For all they know, the senior could be a good student that plans on going to college next year. I'm sure that opinions on this forum vary, so it would be interesting to hear each side back up their opinion. When I was a senior, I got along with some freshmen.
I just don't understand why people automatically assume older=bad. Or a freshman dating a weed-smoking freshman that doesn't care about school and will drop out when he turns 16. If a 37 year old is trying to date a freshman, I could understand people thinking that's wrong. The age gap is not extreme as some people make it sound. The reason I'm asking is can you say statutory R-A-P-E? There are some people that think it's such a bad thing for seniors to date freshmen.
Freshmen and seniors may have elective classes and/or play sports together. Yet they may not date or have sexual encounters without fear of life changing effects.
To most, it is common knowledge that people who have reached the age of majority should not be romantically involved with minors.
According to those statutes, the fact that a person under the age of sixteen consents to having sexual relations with a person of at least eighteen years of age is not a defense that will be considered when determining the eighteen year old’s guilt.
These may be some of the questions running through the mind of Kaitlyn Hunt as she continues to murk her way through the criminal justice system for engaging in a relationship with her fourteen year old, same sex girlfriend.
” Why exactly is dating a freshman such an odd thing?

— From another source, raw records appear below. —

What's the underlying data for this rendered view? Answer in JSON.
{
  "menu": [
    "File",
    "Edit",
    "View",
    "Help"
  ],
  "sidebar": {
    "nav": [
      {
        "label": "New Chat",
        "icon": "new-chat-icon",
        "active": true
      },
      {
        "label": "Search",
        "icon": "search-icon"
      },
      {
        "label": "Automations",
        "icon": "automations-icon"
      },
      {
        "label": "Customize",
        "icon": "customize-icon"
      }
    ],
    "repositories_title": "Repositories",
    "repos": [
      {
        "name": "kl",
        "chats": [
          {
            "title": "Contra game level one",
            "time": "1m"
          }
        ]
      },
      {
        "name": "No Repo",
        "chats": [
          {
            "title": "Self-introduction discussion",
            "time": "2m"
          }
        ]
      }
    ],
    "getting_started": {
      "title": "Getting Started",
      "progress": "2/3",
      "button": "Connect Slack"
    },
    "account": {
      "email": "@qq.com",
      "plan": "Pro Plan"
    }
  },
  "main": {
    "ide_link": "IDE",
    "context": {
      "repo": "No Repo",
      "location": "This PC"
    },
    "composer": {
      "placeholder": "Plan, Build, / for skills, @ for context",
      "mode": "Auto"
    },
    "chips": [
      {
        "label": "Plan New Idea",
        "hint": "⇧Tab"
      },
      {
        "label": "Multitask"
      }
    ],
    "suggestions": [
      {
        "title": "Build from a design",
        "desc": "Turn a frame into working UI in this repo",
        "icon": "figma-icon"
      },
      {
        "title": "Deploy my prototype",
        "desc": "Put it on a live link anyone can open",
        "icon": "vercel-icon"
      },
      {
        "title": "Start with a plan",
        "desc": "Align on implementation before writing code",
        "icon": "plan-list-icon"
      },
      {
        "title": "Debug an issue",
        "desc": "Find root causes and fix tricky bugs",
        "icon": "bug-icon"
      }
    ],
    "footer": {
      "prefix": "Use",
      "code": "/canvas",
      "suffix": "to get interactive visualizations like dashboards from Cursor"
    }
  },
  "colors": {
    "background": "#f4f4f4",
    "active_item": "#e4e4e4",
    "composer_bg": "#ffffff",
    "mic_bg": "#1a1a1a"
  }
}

I just don't understand why people automatically assume older=bad. Or a freshman dating a weed-smoking freshman that doesn't care about school and will drop out when he turns 16. If a 37 year old is trying to date a freshman, I could understand people thinking that's wrong. The age gap is not extreme as some people make it sound. There are other people that think there's nothing wrong with seniors dating freshmen. Every upperclassman can look back to their early college years and find moments to shake their heads at. “When you find someone you’re interested in then go for it. If you are the older half of the pair, it makes sense to be a little apprehensive when it comes to maturity.Economists Peter Arcidiacono and Marjorie Mc Elroy of Duke and Andrew Beauchamp of Boston College examined an enormous trove of data from the National Longitudinal Study of Adolescent Health, more commonly known as The poll asked a broad range of questions about health and behavior—and the data set has become the basis of dozens of famed medical, sociological, and economic studies.(For instance, James Fowler of UC-San Diego recently used data from Add Health be a genetic foundation for an individual's political beliefs.) For their paper, Arcidiacono, Mc Elroy, and Beauchamp focused on the dating and sex lives of high schoolers—a subject much-analyzed by magazine editors and romantic-comedy screenwriters, but less familiar to social scientists.What about the freshmen and sophomore students—should they know about the possible consequences of their actions on others, and about their incapacity to consent?